Toby Sisson: " . . . and other poems"

I made my first trip to Providence, Rhode Island, in almost 40 years. It's a beautiful little city, but I just hadn't had a reason to go back. When I learned that my friend Toby Sisson was having a solo at the Yellow Peril Gallery, however, I made plans for a road trip. 

You can have your green and leafy part of town, over where Brown and RISD are ensconsed, but give me the area with a gritty industrial past. Called Onleyville, it's on the west side of Providence where old factories are slowly being developed into a community of mixed-use buildings that house artists, galleries, and other creative endeavors. It's where the Yellow Peril Gallery resides, in a large building called The Plant. 

The smokestack is entwined by by a steel vine--the industrial version of green and leafy. Yeah, I know it's a development branding gimmick, but it's a nice touch, no? On the first floor of The Plant is where you'll find the gallery.

Left: The smokestack (Image from the Internet)
Below: Entrance to Yellow Peril

Entering the gallery, where
. . . and other poems is on view through May 31

OK, so moving on from the real estate, let's look at the art. Providence-based Toby Sisson has wrested more from black and white than any other artist I know of since Franz Kline. Her scale is modest, with repetetive elements, and she rewards attentive viewing with achromatic subtlety and surface richness.

In this exhibition Sisson reference black and white in a different medium, print, drawing inspiration from the lesser-known poems of James Baldwin. (A copy of the recently published Jimmy's Blues and Other Poems is out for perusal, and you realize it inspired the exhibition's title as well.)

She also draws inspiration from the black-and-white of a cultural divide.
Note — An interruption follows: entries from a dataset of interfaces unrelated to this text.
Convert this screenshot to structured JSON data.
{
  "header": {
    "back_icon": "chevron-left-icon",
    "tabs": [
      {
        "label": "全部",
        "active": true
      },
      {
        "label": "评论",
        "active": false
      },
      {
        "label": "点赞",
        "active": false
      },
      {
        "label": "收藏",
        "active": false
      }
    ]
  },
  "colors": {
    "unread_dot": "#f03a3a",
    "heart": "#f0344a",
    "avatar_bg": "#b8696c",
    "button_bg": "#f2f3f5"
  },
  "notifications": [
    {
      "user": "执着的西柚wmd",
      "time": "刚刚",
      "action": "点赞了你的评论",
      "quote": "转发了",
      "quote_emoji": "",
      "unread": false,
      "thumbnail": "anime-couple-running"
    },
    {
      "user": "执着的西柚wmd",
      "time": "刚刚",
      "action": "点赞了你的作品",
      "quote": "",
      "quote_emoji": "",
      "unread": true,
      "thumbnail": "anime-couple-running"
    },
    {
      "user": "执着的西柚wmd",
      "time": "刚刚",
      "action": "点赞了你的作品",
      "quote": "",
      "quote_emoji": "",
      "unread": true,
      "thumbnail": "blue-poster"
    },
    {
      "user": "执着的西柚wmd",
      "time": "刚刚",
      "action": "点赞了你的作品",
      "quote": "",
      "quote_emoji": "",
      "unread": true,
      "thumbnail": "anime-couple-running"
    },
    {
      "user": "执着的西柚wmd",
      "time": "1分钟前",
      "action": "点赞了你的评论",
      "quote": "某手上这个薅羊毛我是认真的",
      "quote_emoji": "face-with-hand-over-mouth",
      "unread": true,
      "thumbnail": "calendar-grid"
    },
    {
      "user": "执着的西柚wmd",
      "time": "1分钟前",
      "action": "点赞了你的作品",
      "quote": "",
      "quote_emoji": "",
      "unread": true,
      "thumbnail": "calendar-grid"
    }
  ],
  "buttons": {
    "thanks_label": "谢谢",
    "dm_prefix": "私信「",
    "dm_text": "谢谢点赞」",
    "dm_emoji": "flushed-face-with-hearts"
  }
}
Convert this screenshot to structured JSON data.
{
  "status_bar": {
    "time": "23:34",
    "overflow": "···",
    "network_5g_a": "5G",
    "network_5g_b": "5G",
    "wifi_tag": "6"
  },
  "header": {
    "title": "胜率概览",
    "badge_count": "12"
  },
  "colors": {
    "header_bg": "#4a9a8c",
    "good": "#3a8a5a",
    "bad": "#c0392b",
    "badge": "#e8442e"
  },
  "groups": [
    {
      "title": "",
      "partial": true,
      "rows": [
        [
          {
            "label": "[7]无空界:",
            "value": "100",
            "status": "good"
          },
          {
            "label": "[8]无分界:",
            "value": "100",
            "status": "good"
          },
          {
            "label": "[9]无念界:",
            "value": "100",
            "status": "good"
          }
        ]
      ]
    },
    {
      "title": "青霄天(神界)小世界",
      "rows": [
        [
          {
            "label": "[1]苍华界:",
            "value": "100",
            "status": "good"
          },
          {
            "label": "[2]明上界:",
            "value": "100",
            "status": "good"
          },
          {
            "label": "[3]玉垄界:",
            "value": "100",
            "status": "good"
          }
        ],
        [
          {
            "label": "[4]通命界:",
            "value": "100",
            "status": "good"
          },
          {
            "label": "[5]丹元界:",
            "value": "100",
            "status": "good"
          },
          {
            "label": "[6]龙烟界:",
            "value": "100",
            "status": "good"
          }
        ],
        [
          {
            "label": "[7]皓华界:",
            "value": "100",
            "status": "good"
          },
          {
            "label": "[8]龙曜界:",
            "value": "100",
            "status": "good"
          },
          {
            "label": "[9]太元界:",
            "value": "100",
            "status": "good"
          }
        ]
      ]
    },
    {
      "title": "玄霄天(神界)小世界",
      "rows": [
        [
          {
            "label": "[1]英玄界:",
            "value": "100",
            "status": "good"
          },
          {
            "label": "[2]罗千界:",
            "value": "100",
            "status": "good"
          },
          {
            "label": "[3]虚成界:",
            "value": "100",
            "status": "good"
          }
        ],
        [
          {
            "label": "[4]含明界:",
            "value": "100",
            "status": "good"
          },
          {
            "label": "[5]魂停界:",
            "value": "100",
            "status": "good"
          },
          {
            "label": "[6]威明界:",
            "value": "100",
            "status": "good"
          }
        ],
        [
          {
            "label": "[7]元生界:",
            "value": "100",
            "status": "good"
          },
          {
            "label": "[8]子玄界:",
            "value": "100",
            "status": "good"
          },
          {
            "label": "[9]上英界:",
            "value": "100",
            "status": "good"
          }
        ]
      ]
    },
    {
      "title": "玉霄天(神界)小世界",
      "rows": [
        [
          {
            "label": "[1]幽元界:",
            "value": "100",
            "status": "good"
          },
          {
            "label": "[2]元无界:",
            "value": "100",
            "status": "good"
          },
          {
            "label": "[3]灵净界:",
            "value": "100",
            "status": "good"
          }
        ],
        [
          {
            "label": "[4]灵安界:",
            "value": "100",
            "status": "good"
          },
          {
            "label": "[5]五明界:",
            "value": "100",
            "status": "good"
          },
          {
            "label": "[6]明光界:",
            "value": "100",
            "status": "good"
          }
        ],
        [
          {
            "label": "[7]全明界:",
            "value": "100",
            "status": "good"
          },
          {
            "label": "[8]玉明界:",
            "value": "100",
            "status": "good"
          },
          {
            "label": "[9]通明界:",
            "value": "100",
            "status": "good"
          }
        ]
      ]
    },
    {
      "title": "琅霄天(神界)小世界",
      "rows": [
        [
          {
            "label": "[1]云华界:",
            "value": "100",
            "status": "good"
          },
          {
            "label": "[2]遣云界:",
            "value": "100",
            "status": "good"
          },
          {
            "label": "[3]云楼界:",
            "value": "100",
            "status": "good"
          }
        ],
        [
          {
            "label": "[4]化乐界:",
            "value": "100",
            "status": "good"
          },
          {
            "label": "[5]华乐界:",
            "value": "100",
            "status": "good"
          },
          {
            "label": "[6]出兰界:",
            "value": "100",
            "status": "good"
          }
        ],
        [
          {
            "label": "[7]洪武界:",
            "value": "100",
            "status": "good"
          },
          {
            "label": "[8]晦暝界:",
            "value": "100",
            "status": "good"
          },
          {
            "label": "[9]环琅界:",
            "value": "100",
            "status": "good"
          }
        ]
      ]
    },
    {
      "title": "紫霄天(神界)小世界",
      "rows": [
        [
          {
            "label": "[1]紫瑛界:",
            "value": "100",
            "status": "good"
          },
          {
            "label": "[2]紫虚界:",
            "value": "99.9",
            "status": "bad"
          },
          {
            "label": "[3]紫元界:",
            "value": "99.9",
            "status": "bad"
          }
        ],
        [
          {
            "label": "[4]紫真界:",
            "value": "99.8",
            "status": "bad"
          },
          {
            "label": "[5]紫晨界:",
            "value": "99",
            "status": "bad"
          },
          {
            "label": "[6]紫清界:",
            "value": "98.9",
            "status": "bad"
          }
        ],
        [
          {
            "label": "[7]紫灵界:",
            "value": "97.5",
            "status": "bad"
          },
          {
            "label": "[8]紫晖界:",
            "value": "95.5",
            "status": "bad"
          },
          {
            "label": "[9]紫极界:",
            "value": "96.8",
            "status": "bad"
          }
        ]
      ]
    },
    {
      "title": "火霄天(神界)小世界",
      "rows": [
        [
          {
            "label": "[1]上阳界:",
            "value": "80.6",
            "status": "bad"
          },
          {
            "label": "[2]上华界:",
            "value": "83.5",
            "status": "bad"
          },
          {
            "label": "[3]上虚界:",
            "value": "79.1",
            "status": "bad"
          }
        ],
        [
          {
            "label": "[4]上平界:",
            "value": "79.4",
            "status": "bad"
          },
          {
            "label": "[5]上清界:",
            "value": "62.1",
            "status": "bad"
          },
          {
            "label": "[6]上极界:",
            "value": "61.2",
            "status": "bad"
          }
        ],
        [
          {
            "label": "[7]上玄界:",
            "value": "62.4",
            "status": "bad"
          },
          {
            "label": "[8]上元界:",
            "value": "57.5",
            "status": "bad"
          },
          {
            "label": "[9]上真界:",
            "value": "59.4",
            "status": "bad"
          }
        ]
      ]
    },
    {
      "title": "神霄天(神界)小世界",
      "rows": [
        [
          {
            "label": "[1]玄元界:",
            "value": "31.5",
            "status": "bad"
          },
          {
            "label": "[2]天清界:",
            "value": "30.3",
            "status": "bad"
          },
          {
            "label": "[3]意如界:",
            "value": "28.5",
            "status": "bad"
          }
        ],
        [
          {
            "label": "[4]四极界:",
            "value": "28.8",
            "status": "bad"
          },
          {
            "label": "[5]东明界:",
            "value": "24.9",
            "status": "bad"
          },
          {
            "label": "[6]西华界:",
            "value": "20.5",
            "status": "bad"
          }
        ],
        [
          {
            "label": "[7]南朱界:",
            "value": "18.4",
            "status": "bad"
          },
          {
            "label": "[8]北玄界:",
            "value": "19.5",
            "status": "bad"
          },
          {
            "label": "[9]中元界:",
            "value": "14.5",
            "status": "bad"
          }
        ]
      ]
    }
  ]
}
Black Tears, an installation wall of 350 small wax-dipped ink drawings, expresses the artist's response to the events in Ferguson, Missouri. Each black tear might be a metaphor for lament, while painting titles such as Chant and Cadence perhaps suggest a different way of dealing with intense emotion.

The Darkest Hour, Chant, and Cadence, all 2014, encaustic on panel, 24 x 12 x 3 inches

 Black Tears, 2015, ink on paper dipped in wax
Can you read the James Baldwin text? "The Artistic image is not intended to represent the thing itself but, rather, the reality of the force the thing contains." 

On the other side of the Black Tears wall, Totems 1-4 . . .

. . . and opposite that wall, a grid of framed monotypes. 

Sisson's oeuvre is rooted in the organic, the biologic, but in this grouping, there is to me, a suggestion of the cosmic. 


Sue Marrazzo Fine Art said...

lovely post and B & W Works!!

Nancy Natale said...

Really beautiful in so many ways! Congratulations, Toby! Sorry I didn't get there to see it in person. Thanks, Joanne.

Philip Gerstein said...

"Each black tear might be a metaphor for lament, while painting titles such as Chant and Cadence perhaps suggest a different way of dealing with intense emotion." So well phrased, Joanne! >>PHILIP<<